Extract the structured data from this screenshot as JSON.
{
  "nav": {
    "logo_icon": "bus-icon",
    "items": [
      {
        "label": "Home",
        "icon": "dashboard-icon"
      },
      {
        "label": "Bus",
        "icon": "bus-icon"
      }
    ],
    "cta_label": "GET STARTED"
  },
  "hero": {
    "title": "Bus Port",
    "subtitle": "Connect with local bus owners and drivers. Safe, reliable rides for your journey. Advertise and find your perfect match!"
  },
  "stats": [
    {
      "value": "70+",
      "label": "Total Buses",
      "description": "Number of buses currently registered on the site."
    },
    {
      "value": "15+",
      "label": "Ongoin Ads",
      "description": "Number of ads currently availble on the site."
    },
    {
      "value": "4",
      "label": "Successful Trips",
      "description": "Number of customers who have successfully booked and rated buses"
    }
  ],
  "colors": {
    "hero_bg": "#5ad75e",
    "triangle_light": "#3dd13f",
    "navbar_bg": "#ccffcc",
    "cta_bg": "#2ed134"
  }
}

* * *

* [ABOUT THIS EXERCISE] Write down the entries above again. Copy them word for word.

* [OUTPUT FOR THIS EXERCISE]
Extract the structured data from this screenshot as JSON.
{
  "nav": {
    "logo_icon": "bus-icon",
    "items": [
      {
        "label": "Home",
        "icon": "dashboard-icon"
      },
      {
        "label": "Bus",
        "icon": "bus-icon"
      }
    ],
    "cta_label": "GET STARTED"
  },
  "hero": {
    "title": "Bus Port",
    "subtitle": "Connect with local bus owners and drivers. Safe, reliable rides for your journey. Advertise and find your perfect match!"
  },
  "stats": [
    {
      "value": "70+",
      "label": "Total Buses",
      "description": "Number of buses currently registered on the site."
    },
    {
      "value": "15+",
      "label": "Ongoin Ads",
      "description": "Number of ads currently availble on the site."
    },
    {
      "value": "4",
      "label": "Successful Trips",
      "description": "Number of customers who have successfully booked and rated buses"
    }
  ],
  "colors": {
    "hero_bg": "#5ad75e",
    "triangle_light": "#3dd13f",
    "navbar_bg": "#ccffcc",
    "cta_bg": "#2ed134"
  }
}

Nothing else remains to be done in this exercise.